For this place, where for centuries men worked in silence and knew not pleasure; where later those who wore the brown robes obeyed no law but the "Fay ce que voudras" carved above their doorway, is now but a popular picnicing ground.
Even in its degeneracy, however it is true to its traditions. Medmenham monks, of the Cistercian order and of the Hell-fire Club, were alike in this: whatsoever their hands found to do, they did it with their might; they were no less great in vice than in virtue.
And so to-day, those who come there, picnic with all their might, and are great in the lunches they spread upon the grass and the games of tennis they play on the lawn of the big new hotel, where we saw a Gentleman Gipsy's van in the shade and a Gentleman Waterman's boat by the shore.

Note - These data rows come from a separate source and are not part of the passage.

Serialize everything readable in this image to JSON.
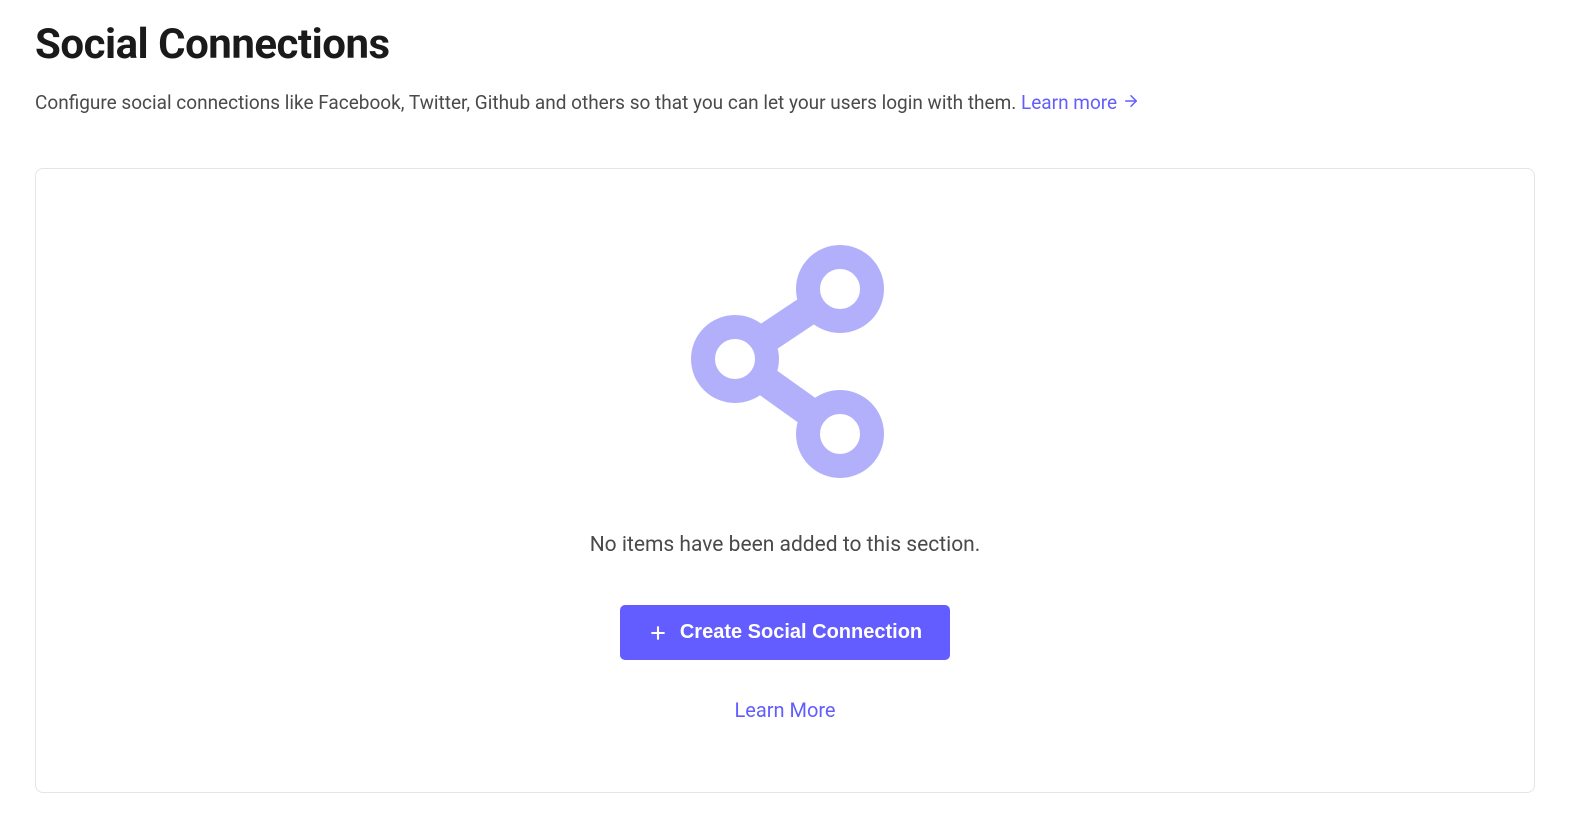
{
  "header": {
    "title": "Social Connections",
    "description": "Configure social connections like Facebook, Twitter, Github and others so that you can let your users login with them. ",
    "learn_more_label": "Learn more"
  },
  "empty_state": {
    "message": "No items have been added to this section.",
    "create_button_label": "Create Social Connection",
    "learn_more_label": "Learn More"
  },
  "colors": {
    "accent": "#635dff",
    "icon_light": "#B3B0FB"
  }
}
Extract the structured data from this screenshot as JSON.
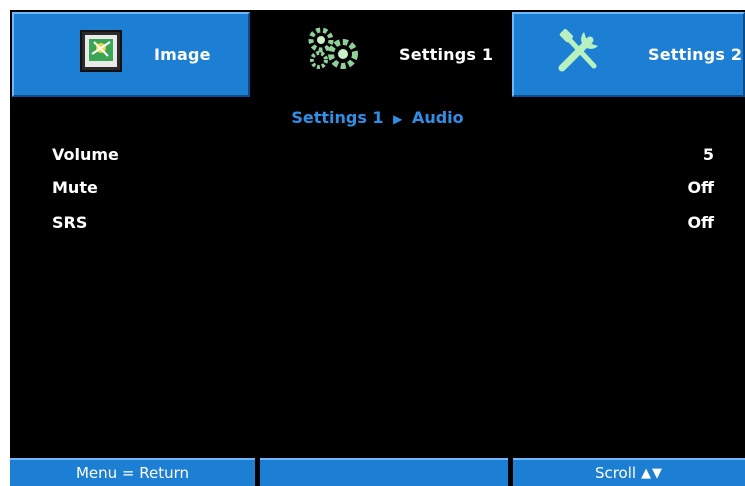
{
  "tabs": [
    {
      "label": "Image",
      "icon": "image-icon",
      "active": false
    },
    {
      "label": "Settings 1",
      "icon": "gears-icon",
      "active": true
    },
    {
      "label": "Settings 2",
      "icon": "tools-icon",
      "active": false
    }
  ],
  "breadcrumb": {
    "parent": "Settings 1",
    "separator": "▶",
    "current": "Audio"
  },
  "menu": {
    "items": [
      {
        "label": "Volume",
        "value": "5"
      },
      {
        "label": "Mute",
        "value": "Off"
      },
      {
        "label": "SRS",
        "value": "Off"
      }
    ]
  },
  "footer": {
    "left": "Menu = Return",
    "middle": "",
    "right": "Scroll",
    "right_arrows": "▲▼"
  },
  "colors": {
    "tab_blue": "#1d7fd3",
    "breadcrumb_blue": "#2f8fe6",
    "background": "#000000"
  }
}
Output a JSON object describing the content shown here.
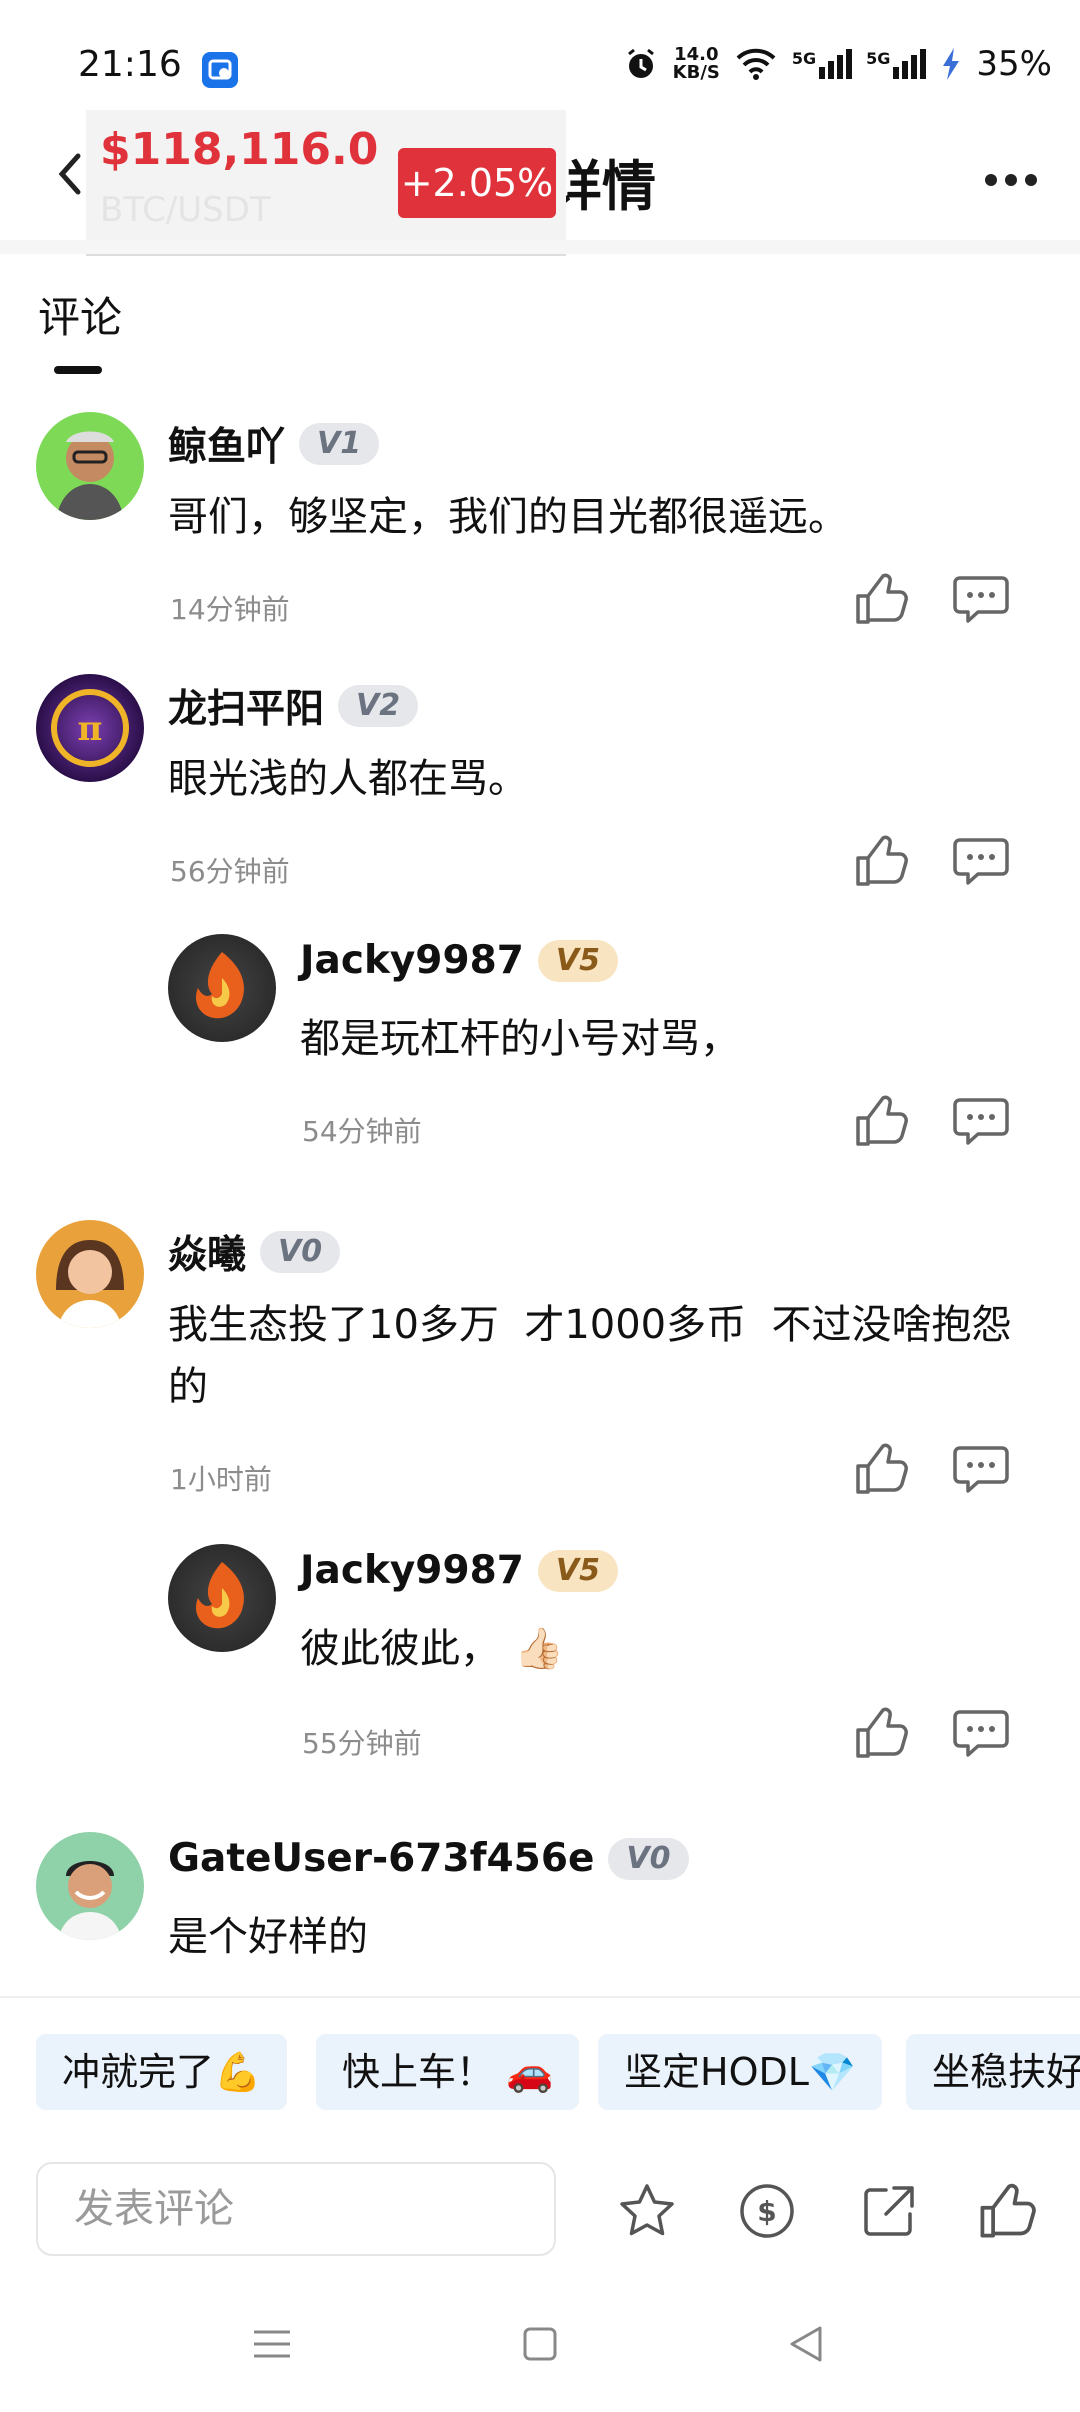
{
  "status_bar": {
    "time": "21:16",
    "net_speed_value": "14.0",
    "net_speed_unit": "KB/S",
    "signal1": "5G",
    "signal2": "5G",
    "battery": "35%"
  },
  "header": {
    "title_visible": "详情",
    "price": "$118,116.0",
    "change": "+2.05%",
    "pair": "BTC/USDT"
  },
  "tabs": {
    "comments": "评论"
  },
  "comments": [
    {
      "user": "鲸鱼吖",
      "level": "V1",
      "text": "哥们，够坚定，我们的目光都很遥远。",
      "time": "14分钟前"
    },
    {
      "user": "龙扫平阳",
      "level": "V2",
      "text": "眼光浅的人都在骂。",
      "time": "56分钟前",
      "reply": {
        "user": "Jacky9987",
        "level": "V5",
        "text": "都是玩杠杆的小号对骂，",
        "time": "54分钟前"
      }
    },
    {
      "user": "焱曦",
      "level": "V0",
      "text_line1": "我生态投了10多万  才1000多币  不过没啥抱怨",
      "text_line2": "的",
      "time": "1小时前",
      "reply": {
        "user": "Jacky9987",
        "level": "V5",
        "text": "彼此彼此，",
        "emoji": "👍🏻",
        "time": "55分钟前"
      }
    },
    {
      "user": "GateUser-673f456e",
      "level": "V0",
      "text": "是个好样的"
    }
  ],
  "quick_replies": [
    "冲就完了💪",
    "快上车！ 🚗",
    "坚定HODL💎",
    "坐稳扶好"
  ],
  "composer": {
    "placeholder": "发表评论"
  },
  "colors": {
    "up_red": "#e0323a",
    "chip_bg": "#eaf2fb"
  }
}
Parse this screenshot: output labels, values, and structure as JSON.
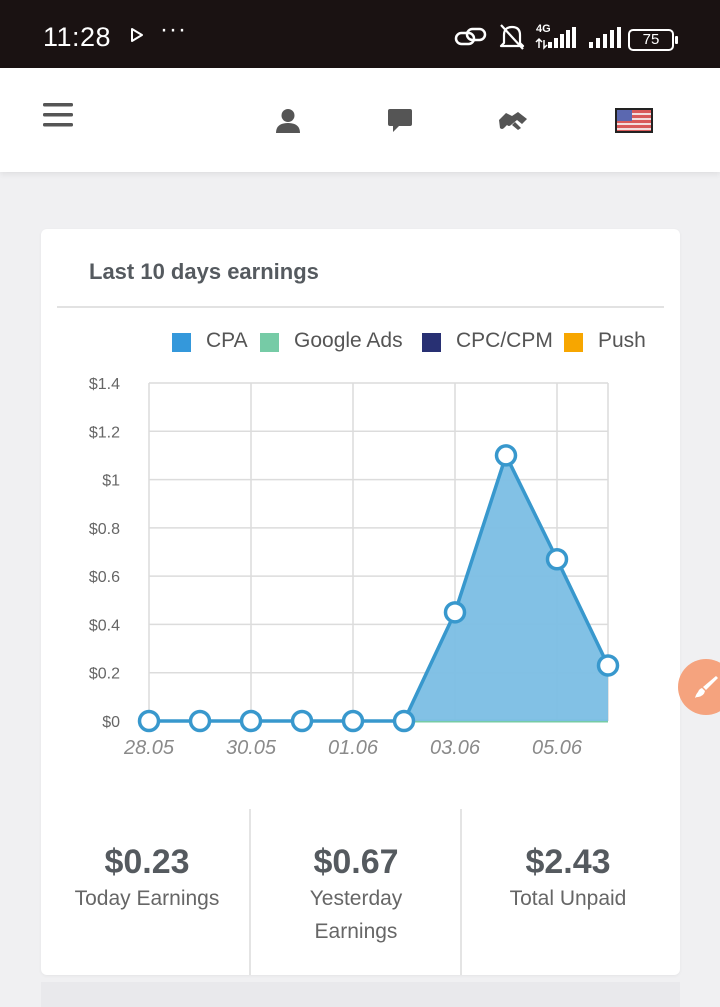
{
  "status_bar": {
    "time": "11:28",
    "network": "4G",
    "battery": "75"
  },
  "nav": {
    "icons": [
      "menu-icon",
      "user-icon",
      "chat-icon",
      "handshake-icon",
      "us-flag-icon"
    ]
  },
  "card": {
    "title": "Last 10 days earnings"
  },
  "chart_data": {
    "type": "area",
    "title": "Last 10 days earnings",
    "legend_position": "top-right",
    "grid": true,
    "x_dates": [
      "28.05",
      "29.05",
      "30.05",
      "31.05",
      "01.06",
      "02.06",
      "03.06",
      "04.06",
      "05.06",
      "06.06"
    ],
    "x_tick_labels": [
      "28.05",
      "30.05",
      "01.06",
      "03.06",
      "05.06"
    ],
    "y_tick_labels": [
      "$0",
      "$0.2",
      "$0.4",
      "$0.6",
      "$0.8",
      "$1",
      "$1.2",
      "$1.4"
    ],
    "ylim": [
      0,
      1.4
    ],
    "series": [
      {
        "name": "CPA",
        "color": "#3498db",
        "values": [
          0,
          0,
          0,
          0,
          0,
          0,
          0.45,
          1.1,
          0.67,
          0.23
        ]
      },
      {
        "name": "Google Ads",
        "color": "#76cba6",
        "values": [
          0,
          0,
          0,
          0,
          0,
          0,
          0,
          0,
          0,
          0
        ]
      },
      {
        "name": "CPC/CPM",
        "color": "#283073",
        "values": []
      },
      {
        "name": "Push",
        "color": "#f7a600",
        "values": []
      }
    ]
  },
  "stats": [
    {
      "value": "$0.23",
      "label": "Today Earnings"
    },
    {
      "value": "$0.67",
      "label": "Yesterday Earnings"
    },
    {
      "value": "$2.43",
      "label": "Total Unpaid"
    }
  ],
  "colors": {
    "accent_fab": "#f5a37e",
    "area_fill": "#7bbee4",
    "line": "#3898cd"
  }
}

We, too, have lunched at Medmenham. We had been but a few weeks in England then, and I remember how we wondered at the energy of the young girls in fresh muslins who unpacked the hampers, laid the cloth, and washed the dishes; and how we thought nothing prettier than the old Abbey turned into a farmhouse, with its cloisters and ivy-grown ruined tower.
That was four years ago, and in the interval we have seen much of England's loveliness. Now, we were not so much impressed, though the Abbey makes a pleasant enough picture, with its grey ivied arches and red roof and tall chimneys, and the beautiful trees on either side. Even the tower, if it be but a sham ruin, is effective.
Lantern Slide (1883-1908) - Medmenham Abbey
Pictures by W.C.Hughes. Thanks to Pat Furley, research by Dr Wilson.
1906: Mortimer Menpes, Watercolour -
Medmenham Abbey, Mortimer Menpes, 1906
Medmenham Abbey, 2006